4. Keep it simple
In today’s world, people want fast and easy. We need it. Most of us are walking around overdrawn in our emotional, cognitive and time “bank accounts”. If acts of recognition seem are seens cumbersome thing, it can turn a team or organization’s well-intentioned recognition initiative into a burden.
Want recognition to work? Make it as simple and easy as possible. That’s why i24’s strategy of building our FROG Tributes (compliments) into the communication system folks are already in and making it easy to share a compliment quickly (in 30 seconds) was an instant success.
Given folks are looking for deeper relationships, to do meaningful work, and to be part of a community of like-minded people, there is a desire for recognition to be part of our everyday work experience. If there are 8 different steps, 3 different platforms, and a one-week delay to receive a kudos, even if you can get folks initially on board, it’s unlikely to sustain itself. Even your cheerleaders won’t be able to keep up (they will do other things that are way easier).
i24’s FROG card program has 3 steps involved: select the recipient, add your name, choose your card and send. That’s it – just one minute to make someone’s day.
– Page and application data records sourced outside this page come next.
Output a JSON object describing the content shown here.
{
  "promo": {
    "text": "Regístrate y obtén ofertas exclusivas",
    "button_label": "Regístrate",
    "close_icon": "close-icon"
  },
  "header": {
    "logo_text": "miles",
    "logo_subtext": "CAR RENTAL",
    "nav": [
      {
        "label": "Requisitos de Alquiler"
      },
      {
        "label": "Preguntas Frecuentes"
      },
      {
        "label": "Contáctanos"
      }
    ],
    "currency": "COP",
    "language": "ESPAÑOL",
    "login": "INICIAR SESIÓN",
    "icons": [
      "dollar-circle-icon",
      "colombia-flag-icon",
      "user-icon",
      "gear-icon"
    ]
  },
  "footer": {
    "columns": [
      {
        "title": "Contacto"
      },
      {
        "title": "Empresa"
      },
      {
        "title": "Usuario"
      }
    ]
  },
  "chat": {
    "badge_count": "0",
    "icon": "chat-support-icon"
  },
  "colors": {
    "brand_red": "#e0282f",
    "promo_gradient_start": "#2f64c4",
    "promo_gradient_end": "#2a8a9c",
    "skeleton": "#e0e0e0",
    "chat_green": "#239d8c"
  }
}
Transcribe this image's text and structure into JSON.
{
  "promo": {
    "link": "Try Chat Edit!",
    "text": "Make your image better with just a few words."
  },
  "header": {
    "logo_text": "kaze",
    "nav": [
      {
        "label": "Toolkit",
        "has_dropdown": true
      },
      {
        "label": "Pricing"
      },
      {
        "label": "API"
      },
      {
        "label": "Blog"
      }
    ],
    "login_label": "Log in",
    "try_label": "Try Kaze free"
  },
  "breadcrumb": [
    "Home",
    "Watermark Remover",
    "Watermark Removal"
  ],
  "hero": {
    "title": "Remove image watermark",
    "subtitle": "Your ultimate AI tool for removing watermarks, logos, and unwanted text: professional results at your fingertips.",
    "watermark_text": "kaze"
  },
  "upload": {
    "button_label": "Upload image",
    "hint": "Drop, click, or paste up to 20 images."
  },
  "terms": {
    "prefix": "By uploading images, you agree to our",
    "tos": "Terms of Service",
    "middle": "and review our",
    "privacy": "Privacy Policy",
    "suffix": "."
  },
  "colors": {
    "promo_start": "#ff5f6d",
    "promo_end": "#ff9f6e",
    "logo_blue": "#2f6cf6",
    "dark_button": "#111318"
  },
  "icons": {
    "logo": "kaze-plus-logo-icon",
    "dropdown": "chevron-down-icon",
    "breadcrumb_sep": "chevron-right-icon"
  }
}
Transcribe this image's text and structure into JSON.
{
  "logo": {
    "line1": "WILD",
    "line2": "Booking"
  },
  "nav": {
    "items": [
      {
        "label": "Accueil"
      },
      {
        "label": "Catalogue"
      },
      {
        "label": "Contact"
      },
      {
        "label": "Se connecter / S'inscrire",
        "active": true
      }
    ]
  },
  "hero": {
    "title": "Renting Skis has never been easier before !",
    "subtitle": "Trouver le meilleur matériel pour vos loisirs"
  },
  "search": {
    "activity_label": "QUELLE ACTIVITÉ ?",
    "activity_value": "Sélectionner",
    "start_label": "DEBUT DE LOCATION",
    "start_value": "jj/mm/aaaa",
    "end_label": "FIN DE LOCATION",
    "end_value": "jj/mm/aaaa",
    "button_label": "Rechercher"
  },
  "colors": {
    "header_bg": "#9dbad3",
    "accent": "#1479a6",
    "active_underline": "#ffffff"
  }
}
And it’s built into the communication system that folks are already signed into when they are on shift. The simpler it is, the more people will use it, and the more sustainable it will be.
When they moved to remote work, i24 knew they could no longer hold the in-person WOW celebrations they had in the past, so they moved to a digital recognition program. Any program should continue to evolve to fit the changing needs of its employees and the work environment. If an external or internal change happens, don’t forget to take a peek at your recognition strategy. When you refresh your people strategy, your rewards and recognition program must be part of this review.
That’s exactly what we did. In just one day, breaking into two grounds so we could have coverage, staff, leaders and the owner at i24 came up with super simple, satisfying and aligned next steps that were immediately implementable. They didn’t just talk about it, they did it. They didn’t decide on a board room, they invited a variety of team members to the table to plan the next iteration. And they weren’t afraid to try a few things without knowing if they’d work.
In other words, any team or organization’s approach needs to be fluid – it’s a journey, not a destination. The world moves fast, and we need to keep up. And of all the races we’re in, isn’t the “attract and retain great people” a really fun one?
If you want to revamp your recognition approach, let i24 be your reminder: your employees want to be recognized on a human level. Appreciate them not just for what they’ve done but for who they are. You can revisit and perhaps rebuild your program with some do-it-yourself advice here, and of course, reach out to us anytime.
We are happy to share even more ideas on creating a recognition program that works; check out these previous blogs: